As you can see the weight of the mountain and its vertical slope should have a direct relationship to the compaction ratio of the metamorphic sedimentary stone that the Tamba and Ultra Tamba Terrane is composted of. In the very steep regions and at the lower elevations the clay binders of the awasedo stones are forced to compress. This compression along with any heat created by friction are other factors in the metamorphism of the silica, radialaria and clay components of the stone that makes up the awasedo stones of the Tamba Terrane in and around Kyoto.
Another important factor in the Tamba Terrane is the introduction of free flowing ground water at the lower elevations that can carry disolve minerals. Because of Japan’s unusual amount of moisture from rain the watertable levels can be quite elevated about the valley floors. This intrusion of water can disolve some of the original minerals such as found in clay and introduce alternate minerals, or may just remove those water soluable minerals all together leaving voids that are subject to compaction.
I am not a geologist, that must be apparent, but these simple changes that have occured in the nature of the awasado stones structure are well known. These are some of the main reasons why that the stone harvested from the mines like Nakayama and others was in the early days from about 1390 to 1860 of a softer consistancy in general: because it was dug at the higher elevations, and why the stone harvested durning the modern era from around 1860 to present is of a harder nature (unless it was freshly harvested at a higher elevation in a new mine discovery, however none are known to exist) because it was all dug at the lower elevations including below the watertable at the valley floor.

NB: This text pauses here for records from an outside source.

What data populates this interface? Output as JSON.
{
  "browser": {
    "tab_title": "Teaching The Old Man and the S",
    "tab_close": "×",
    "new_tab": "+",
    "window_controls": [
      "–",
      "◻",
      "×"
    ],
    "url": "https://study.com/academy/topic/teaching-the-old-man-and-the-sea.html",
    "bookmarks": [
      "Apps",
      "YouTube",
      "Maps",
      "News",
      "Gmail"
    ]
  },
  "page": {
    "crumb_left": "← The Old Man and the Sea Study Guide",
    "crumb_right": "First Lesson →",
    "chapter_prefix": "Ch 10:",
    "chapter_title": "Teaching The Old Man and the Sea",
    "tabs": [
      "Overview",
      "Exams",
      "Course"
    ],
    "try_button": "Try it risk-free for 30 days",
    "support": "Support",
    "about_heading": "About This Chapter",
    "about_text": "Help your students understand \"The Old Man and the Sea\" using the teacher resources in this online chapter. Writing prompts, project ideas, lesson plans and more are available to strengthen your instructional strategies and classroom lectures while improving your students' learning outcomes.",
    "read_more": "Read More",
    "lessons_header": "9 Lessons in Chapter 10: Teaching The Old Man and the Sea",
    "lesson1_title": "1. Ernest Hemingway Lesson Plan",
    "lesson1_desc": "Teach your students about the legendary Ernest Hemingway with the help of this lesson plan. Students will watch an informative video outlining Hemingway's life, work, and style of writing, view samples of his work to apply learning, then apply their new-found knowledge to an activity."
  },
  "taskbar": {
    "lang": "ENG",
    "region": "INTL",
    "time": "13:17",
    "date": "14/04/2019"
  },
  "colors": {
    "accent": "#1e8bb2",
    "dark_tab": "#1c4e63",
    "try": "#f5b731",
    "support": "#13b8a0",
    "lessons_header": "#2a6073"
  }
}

The modern era great wars that Japan fought including; the Sino-Japanese of 1894, invasion of Taiwan, Russo-Japanes war, WW1, then the 2nd Sino war of 1937, WW2 were devistating to the mining community of Yamashiro because if it were not for these wars and the demand for abrasives, most of which were used to hone the swords which most soldiers still carried in some form and the housing and rebuilding booms after WW1 & WW2, we might still have freshly harvested awasedo from the upper reaches. But this is not so. Almost all of the mines in the Umegahata area were closed before 1930 and the rest soon after due to depletion, the stone was all dug and trucked off. One of the last mines, Narutaki was finished off with steam shovels at the valley floor and bull dozed closed for good. The Nakayama mine itself was, in a ditch last effort, below the watertable in 1965, and the nearly verticle mine shaft had to be pumped as they worked. There is even a photo of Kato-san in the mine wearing a raincoat and rubber boots. The stone from that tunnel, or more correctly, shaft, were ink stamped by Hatanaka Toishi Company with rope and tackle logo to signify that the stone was lifted up from below, much of this stone was useless.

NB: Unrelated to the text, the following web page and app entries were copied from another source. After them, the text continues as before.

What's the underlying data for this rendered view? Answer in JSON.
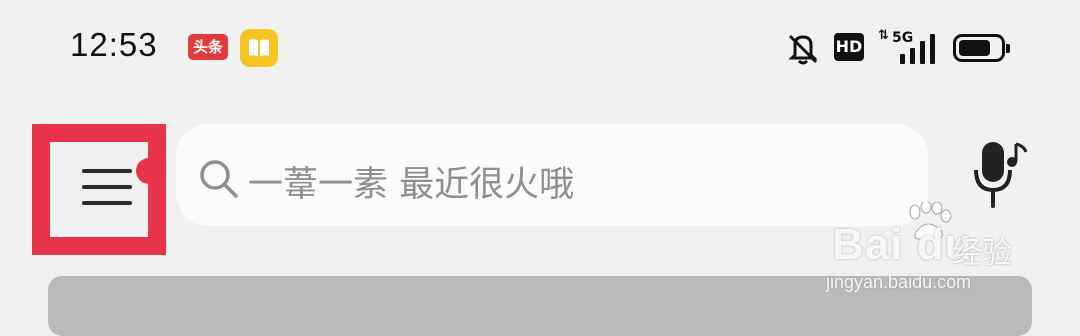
{
  "status_bar": {
    "time": "12:53",
    "toutiao_badge": "头条",
    "hd_label": "HD",
    "network_label": "5G",
    "network_arrows": "⇅",
    "icons": [
      "toutiao-app-icon",
      "book-app-icon",
      "bell-muted-icon",
      "hd-icon",
      "signal-5g-icon",
      "battery-icon"
    ]
  },
  "toolbar": {
    "menu_icon": "hamburger-menu-icon",
    "has_notification": true,
    "highlight_color": "#e8344a",
    "search": {
      "icon": "search-icon",
      "placeholder": "一葦一素 最近很火哦"
    },
    "voice_icon": "music-microphone-icon"
  },
  "watermark": {
    "brand": "Bai du",
    "sub": "经验",
    "url": "jingyan.baidu.com"
  }
}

Japan, the land of the largest and oldest wooden buildings in the world, of woodworking guilds that extended unbroken for 500 years, of blacksmiths that created some of the finest swords in history which were all sharpened on natural japanese stones, of modern woodworkers who compete to shave with their handplanes continuous wood shavings in the 4micron range. These men and women had access to those stones. Why now are the mostly tourist oriented stores in Kyoto and Tokyo filled these days with hard, harder and hardest mostly gray stones? Because they are leftovers. Why are colored stones like yellow kitta, iro tomae for purples, reds and greens and white suita so rare and expensive? Because the crafts people in Japan hold them dearly.

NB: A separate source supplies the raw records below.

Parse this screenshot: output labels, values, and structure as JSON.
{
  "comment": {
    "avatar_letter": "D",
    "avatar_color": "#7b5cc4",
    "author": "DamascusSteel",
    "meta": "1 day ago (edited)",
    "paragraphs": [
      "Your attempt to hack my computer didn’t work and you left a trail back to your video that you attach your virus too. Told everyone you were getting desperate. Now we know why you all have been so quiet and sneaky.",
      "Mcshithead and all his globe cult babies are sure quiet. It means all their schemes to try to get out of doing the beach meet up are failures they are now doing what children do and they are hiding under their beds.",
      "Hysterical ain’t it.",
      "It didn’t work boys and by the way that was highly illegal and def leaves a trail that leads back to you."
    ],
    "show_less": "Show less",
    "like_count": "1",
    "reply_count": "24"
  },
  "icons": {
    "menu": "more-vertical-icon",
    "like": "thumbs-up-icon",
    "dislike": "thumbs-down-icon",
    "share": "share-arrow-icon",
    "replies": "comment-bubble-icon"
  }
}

Now I hope the users of natural japanese awasedo will have a broader perspective on why, when, where and how the current state of mining and selling these treasured beauties stands right now. There are still some old timer stones out there, and just like the vintage mined Coticules of the 1880-1910s the character of these stones is well worth digging for.